Exercise instructions → Copy the result of filtering the entries below for lines that include the string "votre".

Given entries →
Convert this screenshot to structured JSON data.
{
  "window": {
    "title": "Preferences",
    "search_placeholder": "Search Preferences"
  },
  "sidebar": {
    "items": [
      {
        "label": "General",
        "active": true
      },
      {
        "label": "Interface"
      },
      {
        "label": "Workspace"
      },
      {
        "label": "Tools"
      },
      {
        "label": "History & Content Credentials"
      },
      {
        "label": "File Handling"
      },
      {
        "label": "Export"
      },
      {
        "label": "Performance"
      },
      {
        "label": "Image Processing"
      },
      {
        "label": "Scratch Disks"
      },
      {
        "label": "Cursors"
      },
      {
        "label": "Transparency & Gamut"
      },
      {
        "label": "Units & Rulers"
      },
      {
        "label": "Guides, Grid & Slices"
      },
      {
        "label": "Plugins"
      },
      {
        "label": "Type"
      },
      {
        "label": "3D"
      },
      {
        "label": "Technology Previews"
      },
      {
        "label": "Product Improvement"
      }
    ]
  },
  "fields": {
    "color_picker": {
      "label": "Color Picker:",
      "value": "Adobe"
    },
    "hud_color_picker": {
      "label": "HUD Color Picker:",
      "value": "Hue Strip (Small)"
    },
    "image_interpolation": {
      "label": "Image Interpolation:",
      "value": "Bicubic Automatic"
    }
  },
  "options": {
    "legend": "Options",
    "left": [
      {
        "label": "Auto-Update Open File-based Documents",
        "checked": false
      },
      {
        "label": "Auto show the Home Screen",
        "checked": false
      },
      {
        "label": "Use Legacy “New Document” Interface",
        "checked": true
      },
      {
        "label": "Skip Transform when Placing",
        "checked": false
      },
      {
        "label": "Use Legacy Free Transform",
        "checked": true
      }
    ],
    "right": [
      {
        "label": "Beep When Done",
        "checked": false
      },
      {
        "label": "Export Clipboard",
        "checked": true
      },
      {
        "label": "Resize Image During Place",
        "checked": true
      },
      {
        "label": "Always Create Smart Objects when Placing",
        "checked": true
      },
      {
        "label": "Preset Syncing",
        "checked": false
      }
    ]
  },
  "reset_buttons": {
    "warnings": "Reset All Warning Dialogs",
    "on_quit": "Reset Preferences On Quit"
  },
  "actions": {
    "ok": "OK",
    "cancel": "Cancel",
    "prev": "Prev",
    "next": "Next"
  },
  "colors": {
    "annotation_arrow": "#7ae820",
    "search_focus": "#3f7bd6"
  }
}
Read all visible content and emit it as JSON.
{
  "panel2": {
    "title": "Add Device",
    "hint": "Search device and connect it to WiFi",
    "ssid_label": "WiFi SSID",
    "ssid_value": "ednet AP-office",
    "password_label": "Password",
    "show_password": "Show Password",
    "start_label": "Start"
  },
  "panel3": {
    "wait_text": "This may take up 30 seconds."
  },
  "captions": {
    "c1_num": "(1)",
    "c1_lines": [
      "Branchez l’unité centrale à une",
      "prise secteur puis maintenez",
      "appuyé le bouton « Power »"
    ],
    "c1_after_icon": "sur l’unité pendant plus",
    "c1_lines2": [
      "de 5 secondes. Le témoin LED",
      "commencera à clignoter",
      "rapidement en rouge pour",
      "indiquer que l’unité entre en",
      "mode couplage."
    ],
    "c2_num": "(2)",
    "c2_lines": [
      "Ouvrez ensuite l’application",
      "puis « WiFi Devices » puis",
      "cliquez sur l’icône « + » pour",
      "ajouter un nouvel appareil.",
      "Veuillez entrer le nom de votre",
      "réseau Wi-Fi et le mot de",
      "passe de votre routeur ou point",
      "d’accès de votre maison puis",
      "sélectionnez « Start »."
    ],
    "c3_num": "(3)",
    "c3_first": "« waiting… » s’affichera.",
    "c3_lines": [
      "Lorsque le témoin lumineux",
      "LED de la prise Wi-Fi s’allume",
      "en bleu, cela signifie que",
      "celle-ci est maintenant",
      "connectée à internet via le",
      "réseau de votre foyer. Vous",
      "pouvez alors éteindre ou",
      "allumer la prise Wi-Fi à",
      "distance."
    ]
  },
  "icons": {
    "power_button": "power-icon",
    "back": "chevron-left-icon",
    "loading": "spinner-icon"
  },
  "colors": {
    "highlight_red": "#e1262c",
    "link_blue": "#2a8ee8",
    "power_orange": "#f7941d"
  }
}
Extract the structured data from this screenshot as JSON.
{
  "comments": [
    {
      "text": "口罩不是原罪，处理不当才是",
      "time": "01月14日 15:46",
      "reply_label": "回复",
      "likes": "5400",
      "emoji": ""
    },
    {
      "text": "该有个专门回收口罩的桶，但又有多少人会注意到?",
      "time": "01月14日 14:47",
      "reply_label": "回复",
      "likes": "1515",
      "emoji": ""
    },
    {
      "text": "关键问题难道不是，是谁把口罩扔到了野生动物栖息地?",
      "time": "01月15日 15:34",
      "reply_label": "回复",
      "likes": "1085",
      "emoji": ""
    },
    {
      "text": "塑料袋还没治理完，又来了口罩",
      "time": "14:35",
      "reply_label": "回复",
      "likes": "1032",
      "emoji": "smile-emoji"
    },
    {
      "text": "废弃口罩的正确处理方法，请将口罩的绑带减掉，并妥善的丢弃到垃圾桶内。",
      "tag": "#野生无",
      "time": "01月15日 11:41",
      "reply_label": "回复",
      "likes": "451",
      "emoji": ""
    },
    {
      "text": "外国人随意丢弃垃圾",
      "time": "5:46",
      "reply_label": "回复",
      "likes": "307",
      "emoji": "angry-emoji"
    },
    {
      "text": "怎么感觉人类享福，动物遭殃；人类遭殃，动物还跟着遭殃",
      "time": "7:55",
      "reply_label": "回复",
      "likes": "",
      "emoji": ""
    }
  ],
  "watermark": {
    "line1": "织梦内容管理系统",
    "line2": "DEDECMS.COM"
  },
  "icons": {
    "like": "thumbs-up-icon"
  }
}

Exercise solution →
      "Veuillez entrer le nom de votre",
      "passe de votre routeur ou point",
      "d’accès de votre maison puis",
      "réseau de votre foyer. Vous",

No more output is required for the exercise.